Top of Study material

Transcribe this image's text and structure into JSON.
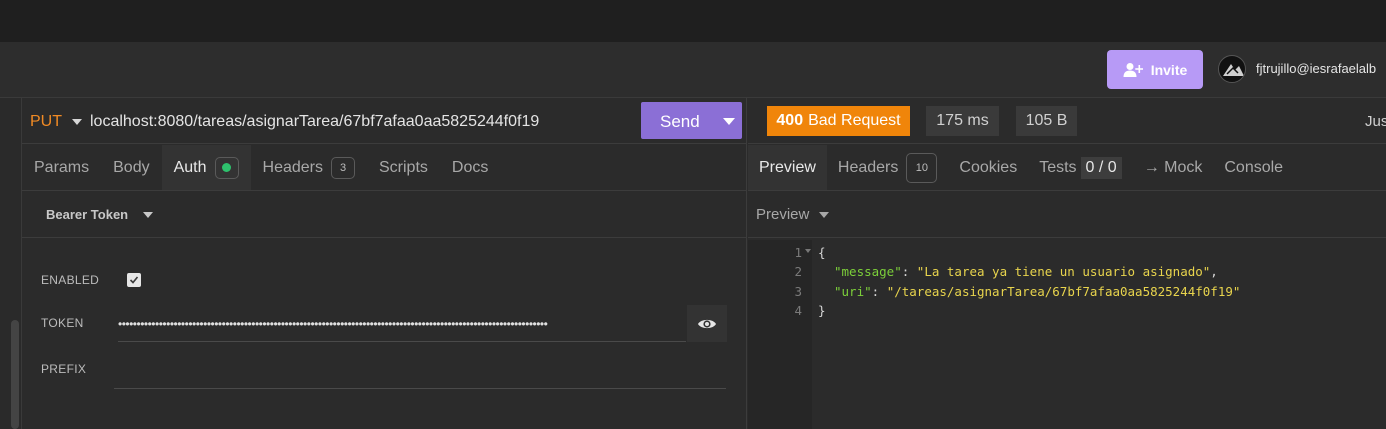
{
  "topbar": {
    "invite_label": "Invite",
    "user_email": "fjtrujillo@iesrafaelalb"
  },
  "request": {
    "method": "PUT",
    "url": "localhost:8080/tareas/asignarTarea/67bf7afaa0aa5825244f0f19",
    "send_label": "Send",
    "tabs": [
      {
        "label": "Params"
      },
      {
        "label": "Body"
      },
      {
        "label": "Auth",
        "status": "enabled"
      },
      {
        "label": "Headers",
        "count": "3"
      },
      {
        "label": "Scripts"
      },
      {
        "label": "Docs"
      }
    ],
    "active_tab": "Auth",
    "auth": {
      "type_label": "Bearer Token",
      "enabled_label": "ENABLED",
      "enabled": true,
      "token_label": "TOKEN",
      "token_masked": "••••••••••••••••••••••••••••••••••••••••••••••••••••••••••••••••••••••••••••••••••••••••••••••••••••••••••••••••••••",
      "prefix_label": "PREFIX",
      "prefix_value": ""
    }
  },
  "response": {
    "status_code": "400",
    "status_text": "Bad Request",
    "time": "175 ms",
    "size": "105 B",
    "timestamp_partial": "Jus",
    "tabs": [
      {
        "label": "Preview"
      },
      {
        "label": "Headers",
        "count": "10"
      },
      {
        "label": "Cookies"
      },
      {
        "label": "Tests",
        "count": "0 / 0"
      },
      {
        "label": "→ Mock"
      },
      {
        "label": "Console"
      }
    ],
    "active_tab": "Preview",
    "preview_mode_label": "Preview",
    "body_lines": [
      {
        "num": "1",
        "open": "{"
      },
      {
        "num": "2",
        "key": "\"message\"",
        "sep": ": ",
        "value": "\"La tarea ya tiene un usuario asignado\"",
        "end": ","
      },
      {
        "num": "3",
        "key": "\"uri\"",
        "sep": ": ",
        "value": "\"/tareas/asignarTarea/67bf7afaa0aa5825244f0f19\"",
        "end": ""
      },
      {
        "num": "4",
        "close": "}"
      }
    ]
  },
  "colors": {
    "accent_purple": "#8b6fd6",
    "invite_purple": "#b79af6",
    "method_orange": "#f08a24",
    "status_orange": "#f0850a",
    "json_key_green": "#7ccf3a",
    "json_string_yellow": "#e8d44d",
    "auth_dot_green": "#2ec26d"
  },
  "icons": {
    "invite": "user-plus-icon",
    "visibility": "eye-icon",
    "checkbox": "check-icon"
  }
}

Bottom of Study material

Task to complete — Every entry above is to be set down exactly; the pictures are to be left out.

Answer to this exercise —
Transcribe this image's text and structure into JSON.
{
  "topbar": {
    "invite_label": "Invite",
    "user_email": "fjtrujillo@iesrafaelalb"
  },
  "request": {
    "method": "PUT",
    "url": "localhost:8080/tareas/asignarTarea/67bf7afaa0aa5825244f0f19",
    "send_label": "Send",
    "tabs": [
      {
        "label": "Params"
      },
      {
        "label": "Body"
      },
      {
        "label": "Auth",
        "status": "enabled"
      },
      {
        "label": "Headers",
        "count": "3"
      },
      {
        "label": "Scripts"
      },
      {
        "label": "Docs"
      }
    ],
    "active_tab": "Auth",
    "auth": {
      "type_label": "Bearer Token",
      "enabled_label": "ENABLED",
      "enabled": true,
      "token_label": "TOKEN",
      "token_masked": "••••••••••••••••••••••••••••••••••••••••••••••••••••••••••••••••••••••••••••••••••••••••••••••••••••••••••••••••••••",
      "prefix_label": "PREFIX",
      "prefix_value": ""
    }
  },
  "response": {
    "status_code": "400",
    "status_text": "Bad Request",
    "time": "175 ms",
    "size": "105 B",
    "timestamp_partial": "Jus",
    "tabs": [
      {
        "label": "Preview"
      },
      {
        "label": "Headers",
        "count": "10"
      },
      {
        "label": "Cookies"
      },
      {
        "label": "Tests",
        "count": "0 / 0"
      },
      {
        "label": "→ Mock"
      },
      {
        "label": "Console"
      }
    ],
    "active_tab": "Preview",
    "preview_mode_label": "Preview",
    "body_lines": [
      {
        "num": "1",
        "open": "{"
      },
      {
        "num": "2",
        "key": "\"message\"",
        "sep": ": ",
        "value": "\"La tarea ya tiene un usuario asignado\"",
        "end": ","
      },
      {
        "num": "3",
        "key": "\"uri\"",
        "sep": ": ",
        "value": "\"/tareas/asignarTarea/67bf7afaa0aa5825244f0f19\"",
        "end": ""
      },
      {
        "num": "4",
        "close": "}"
      }
    ]
  },
  "colors": {
    "accent_purple": "#8b6fd6",
    "invite_purple": "#b79af6",
    "method_orange": "#f08a24",
    "status_orange": "#f0850a",
    "json_key_green": "#7ccf3a",
    "json_string_yellow": "#e8d44d",
    "auth_dot_green": "#2ec26d"
  },
  "icons": {
    "invite": "user-plus-icon",
    "visibility": "eye-icon",
    "checkbox": "check-icon"
  }
}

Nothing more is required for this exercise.